Items listed in a dataset:
****************************************

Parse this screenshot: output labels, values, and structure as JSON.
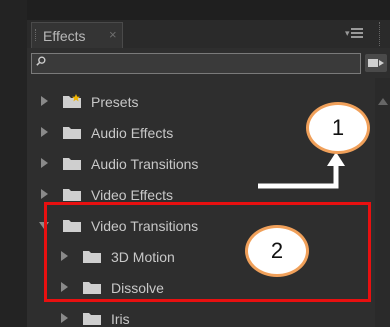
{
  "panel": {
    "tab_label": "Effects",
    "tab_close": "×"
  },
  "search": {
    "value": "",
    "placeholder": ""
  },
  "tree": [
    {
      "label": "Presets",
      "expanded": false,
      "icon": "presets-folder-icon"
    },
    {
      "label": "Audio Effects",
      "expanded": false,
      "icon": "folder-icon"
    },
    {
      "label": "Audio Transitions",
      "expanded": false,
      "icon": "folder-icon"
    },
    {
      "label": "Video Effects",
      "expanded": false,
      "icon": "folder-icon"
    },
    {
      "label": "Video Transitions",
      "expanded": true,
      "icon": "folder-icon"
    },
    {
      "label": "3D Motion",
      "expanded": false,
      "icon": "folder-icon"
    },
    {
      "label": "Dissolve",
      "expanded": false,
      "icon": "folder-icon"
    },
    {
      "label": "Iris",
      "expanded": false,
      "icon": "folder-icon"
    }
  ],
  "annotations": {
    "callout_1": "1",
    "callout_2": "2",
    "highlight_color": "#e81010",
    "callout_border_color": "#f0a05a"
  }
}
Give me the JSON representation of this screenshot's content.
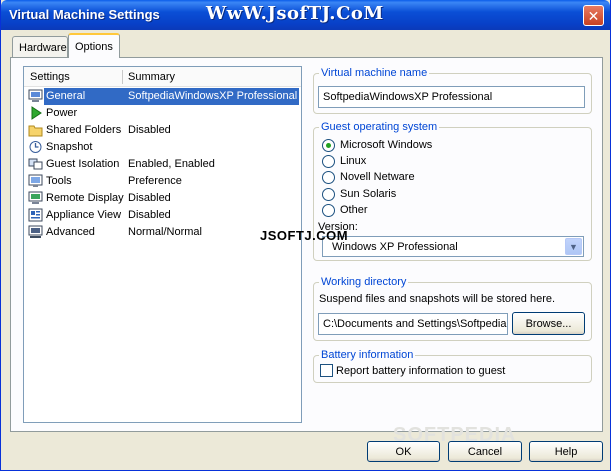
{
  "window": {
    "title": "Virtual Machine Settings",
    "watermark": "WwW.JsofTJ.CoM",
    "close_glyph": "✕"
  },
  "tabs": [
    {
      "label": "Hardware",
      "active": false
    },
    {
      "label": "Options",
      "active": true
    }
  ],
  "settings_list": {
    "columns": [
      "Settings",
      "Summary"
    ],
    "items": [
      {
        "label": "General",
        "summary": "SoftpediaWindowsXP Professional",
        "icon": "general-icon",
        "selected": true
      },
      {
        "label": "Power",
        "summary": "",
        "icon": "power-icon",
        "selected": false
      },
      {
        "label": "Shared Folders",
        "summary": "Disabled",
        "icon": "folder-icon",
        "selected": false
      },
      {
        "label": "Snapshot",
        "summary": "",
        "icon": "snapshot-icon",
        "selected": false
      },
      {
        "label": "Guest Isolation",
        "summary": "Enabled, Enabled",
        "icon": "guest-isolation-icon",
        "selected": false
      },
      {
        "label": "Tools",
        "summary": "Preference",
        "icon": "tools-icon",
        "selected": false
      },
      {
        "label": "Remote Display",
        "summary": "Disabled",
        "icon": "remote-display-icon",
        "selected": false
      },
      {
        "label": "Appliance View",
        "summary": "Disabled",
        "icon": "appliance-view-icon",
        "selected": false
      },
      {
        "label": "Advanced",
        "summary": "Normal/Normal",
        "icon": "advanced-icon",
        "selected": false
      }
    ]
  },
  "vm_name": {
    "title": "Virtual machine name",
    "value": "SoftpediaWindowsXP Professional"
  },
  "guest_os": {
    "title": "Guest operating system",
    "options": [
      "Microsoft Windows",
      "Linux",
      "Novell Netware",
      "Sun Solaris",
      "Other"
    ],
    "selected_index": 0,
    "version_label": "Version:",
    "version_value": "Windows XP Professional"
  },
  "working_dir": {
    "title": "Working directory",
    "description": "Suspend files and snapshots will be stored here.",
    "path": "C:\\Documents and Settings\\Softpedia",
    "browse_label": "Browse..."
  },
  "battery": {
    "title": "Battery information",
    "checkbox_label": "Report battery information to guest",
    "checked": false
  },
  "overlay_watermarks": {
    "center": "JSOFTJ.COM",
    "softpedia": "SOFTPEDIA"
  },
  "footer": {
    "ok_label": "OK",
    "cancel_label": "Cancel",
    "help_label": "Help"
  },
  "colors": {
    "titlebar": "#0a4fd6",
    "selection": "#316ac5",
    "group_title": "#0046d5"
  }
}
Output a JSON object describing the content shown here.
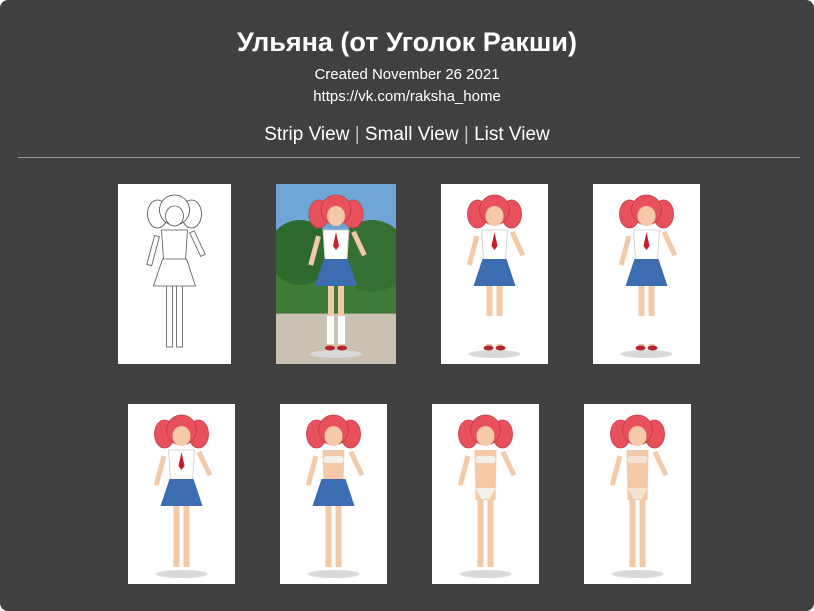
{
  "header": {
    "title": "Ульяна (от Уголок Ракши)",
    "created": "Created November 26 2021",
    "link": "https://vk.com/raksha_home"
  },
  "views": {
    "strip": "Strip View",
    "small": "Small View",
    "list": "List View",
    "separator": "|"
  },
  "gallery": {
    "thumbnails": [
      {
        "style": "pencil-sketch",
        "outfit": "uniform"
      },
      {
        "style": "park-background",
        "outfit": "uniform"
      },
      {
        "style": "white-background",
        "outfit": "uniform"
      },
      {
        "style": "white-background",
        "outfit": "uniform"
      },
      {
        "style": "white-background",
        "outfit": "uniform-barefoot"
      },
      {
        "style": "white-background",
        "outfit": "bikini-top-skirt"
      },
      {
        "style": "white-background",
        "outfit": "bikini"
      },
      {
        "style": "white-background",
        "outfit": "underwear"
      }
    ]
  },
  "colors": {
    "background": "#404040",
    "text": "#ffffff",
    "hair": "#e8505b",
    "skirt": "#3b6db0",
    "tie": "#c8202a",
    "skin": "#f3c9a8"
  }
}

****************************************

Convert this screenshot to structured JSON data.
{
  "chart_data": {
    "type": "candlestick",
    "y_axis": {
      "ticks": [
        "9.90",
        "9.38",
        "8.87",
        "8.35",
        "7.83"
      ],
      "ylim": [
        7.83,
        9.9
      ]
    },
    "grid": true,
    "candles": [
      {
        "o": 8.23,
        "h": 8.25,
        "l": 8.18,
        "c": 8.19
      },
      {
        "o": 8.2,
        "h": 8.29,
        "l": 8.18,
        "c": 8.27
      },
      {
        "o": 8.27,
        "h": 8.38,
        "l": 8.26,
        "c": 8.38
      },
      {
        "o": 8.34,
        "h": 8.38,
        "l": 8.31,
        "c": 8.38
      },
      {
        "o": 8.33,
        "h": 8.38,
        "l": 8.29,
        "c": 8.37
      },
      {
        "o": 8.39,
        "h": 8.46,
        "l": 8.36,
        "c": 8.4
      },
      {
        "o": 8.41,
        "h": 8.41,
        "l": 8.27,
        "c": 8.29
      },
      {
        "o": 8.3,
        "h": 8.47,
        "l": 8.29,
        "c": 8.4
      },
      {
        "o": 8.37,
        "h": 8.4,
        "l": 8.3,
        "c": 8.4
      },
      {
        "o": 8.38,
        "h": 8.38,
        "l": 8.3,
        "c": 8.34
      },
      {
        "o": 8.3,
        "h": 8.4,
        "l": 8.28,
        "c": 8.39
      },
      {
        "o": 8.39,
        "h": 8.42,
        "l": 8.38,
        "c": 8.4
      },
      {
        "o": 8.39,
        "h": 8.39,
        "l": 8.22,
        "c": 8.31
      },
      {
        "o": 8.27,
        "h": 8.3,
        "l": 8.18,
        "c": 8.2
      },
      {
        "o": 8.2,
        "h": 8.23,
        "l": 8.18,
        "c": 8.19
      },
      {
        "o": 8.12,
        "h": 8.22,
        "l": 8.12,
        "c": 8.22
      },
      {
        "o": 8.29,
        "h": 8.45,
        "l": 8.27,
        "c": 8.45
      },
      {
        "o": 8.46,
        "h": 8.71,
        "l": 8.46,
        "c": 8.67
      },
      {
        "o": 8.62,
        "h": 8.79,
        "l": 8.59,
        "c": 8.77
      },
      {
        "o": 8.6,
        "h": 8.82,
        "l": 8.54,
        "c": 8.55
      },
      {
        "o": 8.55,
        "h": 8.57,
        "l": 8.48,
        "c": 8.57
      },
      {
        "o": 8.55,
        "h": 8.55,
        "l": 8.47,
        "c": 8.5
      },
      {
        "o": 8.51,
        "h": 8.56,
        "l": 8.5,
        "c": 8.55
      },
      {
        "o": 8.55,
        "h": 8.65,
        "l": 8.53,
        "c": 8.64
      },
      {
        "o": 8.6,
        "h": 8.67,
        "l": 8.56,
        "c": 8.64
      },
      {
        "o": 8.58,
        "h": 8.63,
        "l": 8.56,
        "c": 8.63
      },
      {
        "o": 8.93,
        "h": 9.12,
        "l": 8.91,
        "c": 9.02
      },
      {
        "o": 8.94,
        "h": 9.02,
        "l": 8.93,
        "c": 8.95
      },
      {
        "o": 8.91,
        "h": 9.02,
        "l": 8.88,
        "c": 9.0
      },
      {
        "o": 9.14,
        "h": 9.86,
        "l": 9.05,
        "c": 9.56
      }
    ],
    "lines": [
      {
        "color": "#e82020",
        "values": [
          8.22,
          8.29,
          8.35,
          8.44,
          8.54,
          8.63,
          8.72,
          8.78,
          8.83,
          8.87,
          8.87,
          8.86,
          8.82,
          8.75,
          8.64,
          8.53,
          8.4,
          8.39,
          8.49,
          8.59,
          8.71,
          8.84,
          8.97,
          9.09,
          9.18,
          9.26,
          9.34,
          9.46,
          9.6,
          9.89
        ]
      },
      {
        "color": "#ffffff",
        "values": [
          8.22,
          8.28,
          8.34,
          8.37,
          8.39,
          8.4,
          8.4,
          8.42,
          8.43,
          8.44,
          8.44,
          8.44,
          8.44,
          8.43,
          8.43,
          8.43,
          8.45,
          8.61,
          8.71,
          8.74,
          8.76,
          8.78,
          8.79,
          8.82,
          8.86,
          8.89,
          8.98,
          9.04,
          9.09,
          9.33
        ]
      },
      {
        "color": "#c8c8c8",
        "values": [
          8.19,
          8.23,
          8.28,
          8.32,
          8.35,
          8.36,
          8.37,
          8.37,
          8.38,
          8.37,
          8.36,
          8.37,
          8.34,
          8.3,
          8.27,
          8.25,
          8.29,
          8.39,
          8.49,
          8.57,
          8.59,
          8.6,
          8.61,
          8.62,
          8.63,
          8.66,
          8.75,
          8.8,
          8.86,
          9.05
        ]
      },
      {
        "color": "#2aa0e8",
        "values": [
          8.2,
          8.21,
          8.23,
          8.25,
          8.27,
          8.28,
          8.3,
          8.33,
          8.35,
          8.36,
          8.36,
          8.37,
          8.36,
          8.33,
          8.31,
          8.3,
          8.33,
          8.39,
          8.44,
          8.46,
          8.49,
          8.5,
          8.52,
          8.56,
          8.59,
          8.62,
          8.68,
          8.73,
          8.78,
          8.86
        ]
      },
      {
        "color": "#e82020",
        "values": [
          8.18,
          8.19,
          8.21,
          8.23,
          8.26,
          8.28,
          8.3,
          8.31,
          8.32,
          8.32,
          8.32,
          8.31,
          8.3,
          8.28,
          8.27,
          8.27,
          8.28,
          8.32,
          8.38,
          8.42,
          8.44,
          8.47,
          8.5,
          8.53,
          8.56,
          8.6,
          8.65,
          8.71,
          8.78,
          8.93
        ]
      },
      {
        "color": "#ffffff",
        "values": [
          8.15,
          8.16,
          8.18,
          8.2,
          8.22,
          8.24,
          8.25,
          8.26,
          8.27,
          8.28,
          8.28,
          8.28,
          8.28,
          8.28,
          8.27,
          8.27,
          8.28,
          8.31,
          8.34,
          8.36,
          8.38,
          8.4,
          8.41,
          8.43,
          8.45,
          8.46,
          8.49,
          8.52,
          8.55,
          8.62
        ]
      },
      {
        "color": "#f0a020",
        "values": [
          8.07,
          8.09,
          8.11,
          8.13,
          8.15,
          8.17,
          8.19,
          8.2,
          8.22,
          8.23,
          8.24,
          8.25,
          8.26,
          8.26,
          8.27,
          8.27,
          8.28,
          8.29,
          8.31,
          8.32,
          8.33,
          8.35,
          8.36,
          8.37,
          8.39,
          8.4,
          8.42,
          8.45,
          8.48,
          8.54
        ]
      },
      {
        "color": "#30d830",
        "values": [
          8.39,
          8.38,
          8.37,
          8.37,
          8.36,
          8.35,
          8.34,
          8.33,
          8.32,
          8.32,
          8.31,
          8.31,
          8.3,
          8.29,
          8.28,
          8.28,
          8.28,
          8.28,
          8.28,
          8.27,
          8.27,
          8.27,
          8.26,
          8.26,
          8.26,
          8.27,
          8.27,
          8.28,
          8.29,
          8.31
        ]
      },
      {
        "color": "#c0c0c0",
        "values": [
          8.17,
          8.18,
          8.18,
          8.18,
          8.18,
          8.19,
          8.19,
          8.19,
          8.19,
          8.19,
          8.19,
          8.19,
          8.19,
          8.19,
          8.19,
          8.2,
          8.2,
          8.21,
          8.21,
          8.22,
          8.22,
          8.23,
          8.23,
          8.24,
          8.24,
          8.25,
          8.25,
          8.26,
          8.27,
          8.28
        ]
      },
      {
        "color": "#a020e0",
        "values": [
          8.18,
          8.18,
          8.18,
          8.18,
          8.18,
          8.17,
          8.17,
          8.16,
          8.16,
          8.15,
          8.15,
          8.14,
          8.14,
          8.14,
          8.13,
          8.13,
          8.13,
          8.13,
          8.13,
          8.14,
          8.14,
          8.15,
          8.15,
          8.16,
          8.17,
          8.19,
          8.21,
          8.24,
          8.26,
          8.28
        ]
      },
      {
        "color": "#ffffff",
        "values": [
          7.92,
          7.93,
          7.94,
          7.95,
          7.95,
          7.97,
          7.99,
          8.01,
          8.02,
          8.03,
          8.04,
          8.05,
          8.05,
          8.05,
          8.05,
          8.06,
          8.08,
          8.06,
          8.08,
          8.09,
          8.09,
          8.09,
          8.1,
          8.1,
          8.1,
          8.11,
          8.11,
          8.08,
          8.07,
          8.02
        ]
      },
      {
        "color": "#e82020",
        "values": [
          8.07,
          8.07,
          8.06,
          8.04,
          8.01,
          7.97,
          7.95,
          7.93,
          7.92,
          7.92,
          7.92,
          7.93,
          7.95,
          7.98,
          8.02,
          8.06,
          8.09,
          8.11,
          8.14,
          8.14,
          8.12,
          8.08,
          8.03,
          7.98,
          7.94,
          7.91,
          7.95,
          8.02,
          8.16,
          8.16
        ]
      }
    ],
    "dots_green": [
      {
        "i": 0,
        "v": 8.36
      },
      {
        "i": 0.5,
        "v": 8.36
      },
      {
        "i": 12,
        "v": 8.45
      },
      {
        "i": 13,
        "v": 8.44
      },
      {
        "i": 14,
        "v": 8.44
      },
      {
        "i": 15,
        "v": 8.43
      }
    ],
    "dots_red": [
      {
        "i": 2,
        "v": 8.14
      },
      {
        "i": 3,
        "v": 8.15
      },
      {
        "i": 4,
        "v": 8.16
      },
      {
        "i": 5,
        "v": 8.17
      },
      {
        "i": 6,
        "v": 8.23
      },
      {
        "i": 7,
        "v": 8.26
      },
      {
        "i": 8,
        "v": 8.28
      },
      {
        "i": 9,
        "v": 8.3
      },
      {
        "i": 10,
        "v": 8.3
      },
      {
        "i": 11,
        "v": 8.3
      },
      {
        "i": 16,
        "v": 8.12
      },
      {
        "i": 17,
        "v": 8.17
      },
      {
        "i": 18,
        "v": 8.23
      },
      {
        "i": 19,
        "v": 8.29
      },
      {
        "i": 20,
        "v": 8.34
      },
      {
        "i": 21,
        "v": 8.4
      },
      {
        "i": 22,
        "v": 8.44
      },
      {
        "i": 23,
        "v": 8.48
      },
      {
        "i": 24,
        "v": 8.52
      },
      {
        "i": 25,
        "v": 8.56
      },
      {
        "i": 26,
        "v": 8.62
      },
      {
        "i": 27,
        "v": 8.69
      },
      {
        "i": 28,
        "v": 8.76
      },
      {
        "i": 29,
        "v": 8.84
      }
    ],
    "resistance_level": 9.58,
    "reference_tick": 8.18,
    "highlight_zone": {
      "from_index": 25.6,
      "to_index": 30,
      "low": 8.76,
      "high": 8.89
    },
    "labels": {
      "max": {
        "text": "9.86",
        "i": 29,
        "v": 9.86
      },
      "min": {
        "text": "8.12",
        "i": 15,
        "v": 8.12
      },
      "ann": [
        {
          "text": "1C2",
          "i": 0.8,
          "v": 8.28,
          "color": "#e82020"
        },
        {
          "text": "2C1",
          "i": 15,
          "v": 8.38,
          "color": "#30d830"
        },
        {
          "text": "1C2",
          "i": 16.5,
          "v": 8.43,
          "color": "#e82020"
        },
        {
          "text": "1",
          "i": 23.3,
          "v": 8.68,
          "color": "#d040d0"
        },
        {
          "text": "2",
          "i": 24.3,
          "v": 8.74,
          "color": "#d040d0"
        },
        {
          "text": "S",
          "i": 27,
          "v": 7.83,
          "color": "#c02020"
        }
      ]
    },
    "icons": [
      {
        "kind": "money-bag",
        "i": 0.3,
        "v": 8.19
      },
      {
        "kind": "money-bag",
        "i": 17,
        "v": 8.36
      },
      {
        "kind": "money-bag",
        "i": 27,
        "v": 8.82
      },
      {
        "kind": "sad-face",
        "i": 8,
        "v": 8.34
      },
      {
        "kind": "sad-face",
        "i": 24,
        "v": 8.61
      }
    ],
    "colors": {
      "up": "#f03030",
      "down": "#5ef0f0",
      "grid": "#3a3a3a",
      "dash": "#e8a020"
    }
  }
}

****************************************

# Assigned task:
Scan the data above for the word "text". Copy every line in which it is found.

# Response area:
    "text": "#ffffff",
        "text": "9.86",
        "text": "8.12",
          "text": "1C2",
          "text": "2C1",
          "text": "1C2",
          "text": "1",
          "text": "2",
          "text": "S",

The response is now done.